Through our faithful, humble effort, God draws us into his life. We’ll come to contemplate the meaning of our very existence, the wonder of creation, the hope of eternal happiness. St. Paul reminds us: “For we are the temple of the living God; as God said, ‘I will live in them and move among them, and I will be their God, and they shall be my people’”(2 Corinthians 6:16). He likewise teaches us the meaning of preparedness: “Stand therefore, having girded your loins with truth, and having put on the breastplate of righteousness, and having shod your feet with the equipment of the Gospel of peace; above all taking the shield of faith, with which you can quench all the flaming darts of the evil one. And take the helmet of salvation, and the sword of the Spirit, which is the word of God. Pray at all times in the Spirit, with all prayer and supplication” (Ephesians 6:14-18a).

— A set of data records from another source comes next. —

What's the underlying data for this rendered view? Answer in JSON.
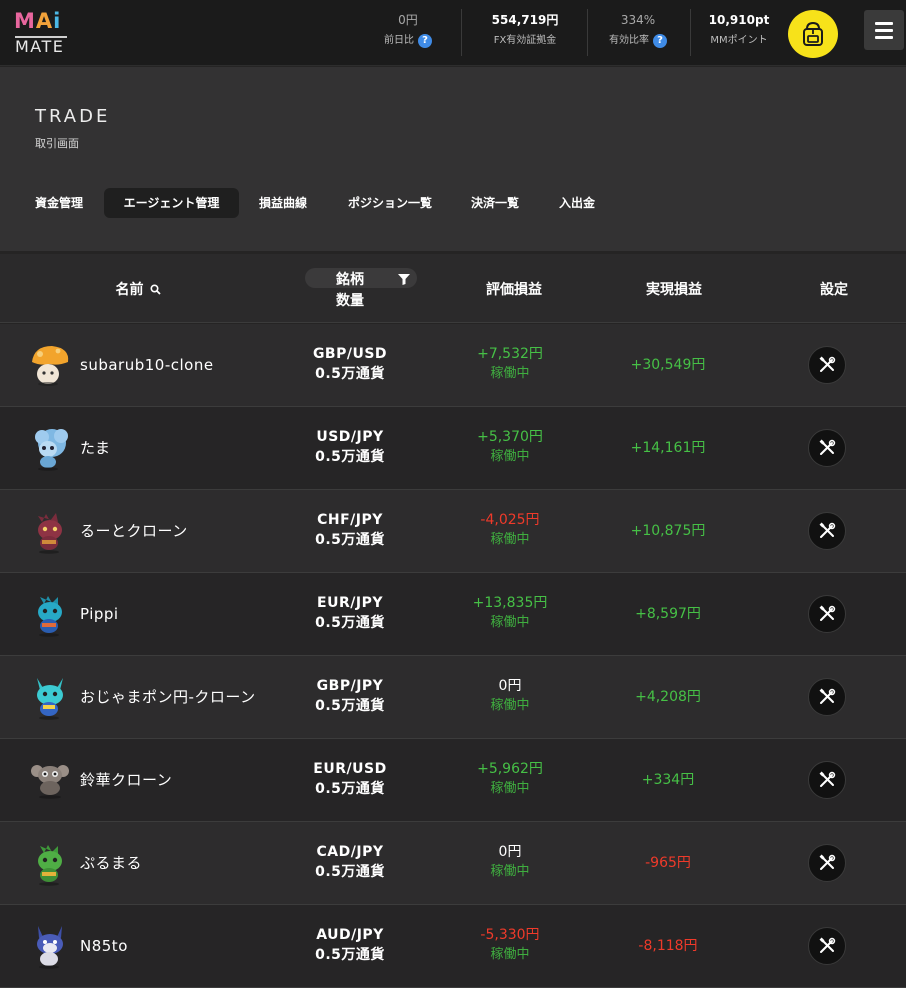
{
  "header": {
    "logo": {
      "top": "MAi",
      "bottom": "MATE"
    },
    "stats": [
      {
        "value": "0円",
        "label": "前日比",
        "help": true
      },
      {
        "value": "554,719円",
        "label": "FX有効証拠金",
        "help": false
      },
      {
        "value": "334%",
        "label": "有効比率",
        "help": true
      },
      {
        "value": "10,910pt",
        "label": "MMポイント",
        "help": false
      }
    ],
    "help_glyph": "?",
    "avatar_icon": "backpack-icon",
    "menu_icon": "hamburger-icon"
  },
  "page": {
    "title": "TRADE",
    "subtitle": "取引画面",
    "tabs": [
      {
        "label": "資金管理",
        "active": false
      },
      {
        "label": "エージェント管理",
        "active": true
      },
      {
        "label": "損益曲線",
        "active": false
      },
      {
        "label": "ポジション一覧",
        "active": false
      },
      {
        "label": "決済一覧",
        "active": false
      },
      {
        "label": "入出金",
        "active": false
      }
    ]
  },
  "table": {
    "columns": {
      "name": "名前",
      "symbol": "銘柄",
      "quantity": "数量",
      "unrealized": "評価損益",
      "realized": "実現損益",
      "settings": "設定"
    },
    "rows": [
      {
        "name": "subarub10-clone",
        "avatar": "mushroom-avatar-icon",
        "pair": "GBP/USD",
        "qty": "0.5万通貨",
        "unrealized": "+7,532円",
        "unrealized_sign": "pos",
        "status": "稼働中",
        "realized": "+30,549円",
        "realized_sign": "pos"
      },
      {
        "name": "たま",
        "avatar": "blue-sheep-avatar-icon",
        "pair": "USD/JPY",
        "qty": "0.5万通貨",
        "unrealized": "+5,370円",
        "unrealized_sign": "pos",
        "status": "稼働中",
        "realized": "+14,161円",
        "realized_sign": "pos"
      },
      {
        "name": "るーとクローン",
        "avatar": "red-dragon-avatar-icon",
        "pair": "CHF/JPY",
        "qty": "0.5万通貨",
        "unrealized": "-4,025円",
        "unrealized_sign": "neg",
        "status": "稼働中",
        "realized": "+10,875円",
        "realized_sign": "pos"
      },
      {
        "name": "Pippi",
        "avatar": "teal-dragon-avatar-icon",
        "pair": "EUR/JPY",
        "qty": "0.5万通貨",
        "unrealized": "+13,835円",
        "unrealized_sign": "pos",
        "status": "稼働中",
        "realized": "+8,597円",
        "realized_sign": "pos"
      },
      {
        "name": "おじゃまポン円-クローン",
        "avatar": "cyan-fox-avatar-icon",
        "pair": "GBP/JPY",
        "qty": "0.5万通貨",
        "unrealized": "0円",
        "unrealized_sign": "zero",
        "status": "稼働中",
        "realized": "+4,208円",
        "realized_sign": "pos"
      },
      {
        "name": "鈴華クローン",
        "avatar": "robot-avatar-icon",
        "pair": "EUR/USD",
        "qty": "0.5万通貨",
        "unrealized": "+5,962円",
        "unrealized_sign": "pos",
        "status": "稼働中",
        "realized": "+334円",
        "realized_sign": "pos"
      },
      {
        "name": "ぷるまる",
        "avatar": "green-dragon-avatar-icon",
        "pair": "CAD/JPY",
        "qty": "0.5万通貨",
        "unrealized": "0円",
        "unrealized_sign": "zero",
        "status": "稼働中",
        "realized": "-965円",
        "realized_sign": "neg"
      },
      {
        "name": "N85to",
        "avatar": "wolf-avatar-icon",
        "pair": "AUD/JPY",
        "qty": "0.5万通貨",
        "unrealized": "-5,330円",
        "unrealized_sign": "neg",
        "status": "稼働中",
        "realized": "-8,118円",
        "realized_sign": "neg"
      }
    ],
    "settings_icon": "tools-icon"
  },
  "colors": {
    "positive": "#46c046",
    "negative": "#ef3a2a",
    "running": "#3fae3f",
    "logo_m": "#e8669e",
    "logo_a": "#f2a23a",
    "logo_i": "#4bb8e6",
    "avatar_bg": "#f7e21a"
  }
}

The graces flowing from the side of Christ provide all we need to conquer sin and ultimately attain our goal, union with God in Heaven forever. It’s important to remember that we receive these fruits in proportion our desire for them – we all receive the very same Eucharist but we do not receive the same measure of grace. There is work involved. Are our hearts and minds fully engaged or have we allowed ourselves to quietly turn our inner gaze toward more earthly concerns? Ah, preparation. We are called to pick up the Cross every day and through it, grow in holiness: to root out faults and failings and at the same time grow in virtue. Like Joshua, we rely on God’s help. We enter the Promised Land when we cross the Threshold and enter the Church. As we dip our fingers into the Holy Water, we remember that we too have ‘crossed the Jordan’ at baptism and are constantly seeking to sanctify ourselves through our fidelity to Christ and our baptismal promises. As we bless ourselves with the sign of the Cross, we remember the cost of our salvation and look up to the great stained glass window high above the Altar and consider the depth of the love of our Lord. This is no ordinary event – it is the Mass. Jesus is there to greet us, looking upon us with love, examining our hearts. You are ready. You have prepared. You are focused. You want to be there! You are eager to talk with Him and seek a deeper more abiding relationship with Him. There is a deliberateness to your actions. You begin to genuflect with a renewed purpose. You are dressed appropriately and are eager to hear the Word. All this before the priest even enters the Sanctuary. At Mass, we are not mere spectators relegated to the sidelines to watch others engaged in activities striving toward a goal. No! At Mass, we are active participants. And the moment finally arrives: “In the Name of the Father, and of the Son, and of the Holy Spirit…”